With the increased use of routine intraoperative transesophageal echocardiography (TEE), cardiac anesthesiologists often discover a patent foramen ovale (PFO) in the operating room. Whether or not to repair the defect surgically is a difficult question to answer because this may involve altering surgical management (eg, converting from an off-pump technique to on-pump technique) and, thus, perhaps increasing surgical risk. Furthermore, noninvasive techniques (percutaneous closure in the catheterization suite) are available for closure as well. Lastly, depending on the physiologic effects and/or symptomatology, closure may not even be indicated clinically. This complex scenario is further complicated by the fact that the patient is unable to contemplate the risks and benefits of available options because he/she is under general anesthesia.

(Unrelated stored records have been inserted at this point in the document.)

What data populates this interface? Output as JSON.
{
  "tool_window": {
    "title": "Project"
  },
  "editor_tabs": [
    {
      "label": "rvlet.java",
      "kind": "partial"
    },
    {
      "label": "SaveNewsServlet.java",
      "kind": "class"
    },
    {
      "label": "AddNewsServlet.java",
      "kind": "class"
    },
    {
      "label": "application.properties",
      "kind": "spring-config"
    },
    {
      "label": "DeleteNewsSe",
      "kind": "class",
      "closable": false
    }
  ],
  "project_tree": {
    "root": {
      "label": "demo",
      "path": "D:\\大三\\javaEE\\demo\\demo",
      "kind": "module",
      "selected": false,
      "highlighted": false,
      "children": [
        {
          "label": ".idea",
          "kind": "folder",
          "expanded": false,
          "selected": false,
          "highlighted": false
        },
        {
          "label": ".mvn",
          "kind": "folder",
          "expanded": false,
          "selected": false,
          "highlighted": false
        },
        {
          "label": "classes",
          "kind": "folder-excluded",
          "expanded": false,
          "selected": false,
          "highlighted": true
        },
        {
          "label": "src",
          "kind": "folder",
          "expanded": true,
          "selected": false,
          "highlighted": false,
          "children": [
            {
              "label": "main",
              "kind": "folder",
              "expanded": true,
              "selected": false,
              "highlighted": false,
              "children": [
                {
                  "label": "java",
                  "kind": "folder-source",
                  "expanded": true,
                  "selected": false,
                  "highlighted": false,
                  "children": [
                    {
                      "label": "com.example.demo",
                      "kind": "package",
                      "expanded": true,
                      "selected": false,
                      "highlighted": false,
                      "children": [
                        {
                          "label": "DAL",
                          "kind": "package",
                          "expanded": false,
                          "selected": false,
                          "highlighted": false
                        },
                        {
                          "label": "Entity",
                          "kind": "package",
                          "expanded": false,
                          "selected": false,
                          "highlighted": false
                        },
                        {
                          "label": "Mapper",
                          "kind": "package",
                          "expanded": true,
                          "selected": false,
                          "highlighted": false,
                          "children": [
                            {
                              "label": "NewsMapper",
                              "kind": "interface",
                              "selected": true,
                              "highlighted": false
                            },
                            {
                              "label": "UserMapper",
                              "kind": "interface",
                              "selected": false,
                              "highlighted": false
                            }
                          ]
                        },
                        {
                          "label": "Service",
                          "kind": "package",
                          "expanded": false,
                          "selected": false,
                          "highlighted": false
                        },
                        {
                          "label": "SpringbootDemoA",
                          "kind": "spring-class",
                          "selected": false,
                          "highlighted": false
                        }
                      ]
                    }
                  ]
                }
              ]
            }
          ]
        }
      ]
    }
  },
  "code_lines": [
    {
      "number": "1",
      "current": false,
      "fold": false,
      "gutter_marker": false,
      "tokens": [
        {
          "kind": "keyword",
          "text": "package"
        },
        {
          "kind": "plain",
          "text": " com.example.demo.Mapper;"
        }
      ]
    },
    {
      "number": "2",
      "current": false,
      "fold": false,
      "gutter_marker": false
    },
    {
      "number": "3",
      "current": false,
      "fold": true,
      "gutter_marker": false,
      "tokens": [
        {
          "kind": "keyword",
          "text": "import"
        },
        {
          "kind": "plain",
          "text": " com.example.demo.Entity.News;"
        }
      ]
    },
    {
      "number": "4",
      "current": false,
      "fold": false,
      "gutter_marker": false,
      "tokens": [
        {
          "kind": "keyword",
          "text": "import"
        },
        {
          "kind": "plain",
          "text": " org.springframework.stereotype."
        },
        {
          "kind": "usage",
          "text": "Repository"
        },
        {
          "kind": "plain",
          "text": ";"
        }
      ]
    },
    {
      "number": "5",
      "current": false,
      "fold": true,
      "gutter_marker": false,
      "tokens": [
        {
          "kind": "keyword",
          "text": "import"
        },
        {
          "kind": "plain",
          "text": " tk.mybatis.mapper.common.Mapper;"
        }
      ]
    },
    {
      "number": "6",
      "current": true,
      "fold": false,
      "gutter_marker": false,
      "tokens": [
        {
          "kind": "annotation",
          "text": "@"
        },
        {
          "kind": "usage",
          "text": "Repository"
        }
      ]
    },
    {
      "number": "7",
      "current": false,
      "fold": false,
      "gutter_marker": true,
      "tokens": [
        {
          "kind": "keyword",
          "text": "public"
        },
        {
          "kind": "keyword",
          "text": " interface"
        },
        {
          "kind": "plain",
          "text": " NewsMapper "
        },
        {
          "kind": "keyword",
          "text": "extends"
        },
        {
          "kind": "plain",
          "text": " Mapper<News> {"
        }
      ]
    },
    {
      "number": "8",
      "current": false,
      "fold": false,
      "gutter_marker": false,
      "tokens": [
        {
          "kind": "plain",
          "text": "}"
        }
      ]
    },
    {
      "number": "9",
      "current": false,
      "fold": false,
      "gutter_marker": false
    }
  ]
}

S. Misra, Dash, P. Kumar, Koshy, T., Dr. Praveen Varma, Pal, S., Dineshkumar, U. Shanmukhas, Banayan, J., and Capdeville, M., “CASE 5--2012: incidentally detected patent foramen ovale in a patient undergoing aortic valve replacement: to close or not to close?”, J Cardiothorac Vasc Anesth, vol. 26, no. 4, pp. 721-728, 2012.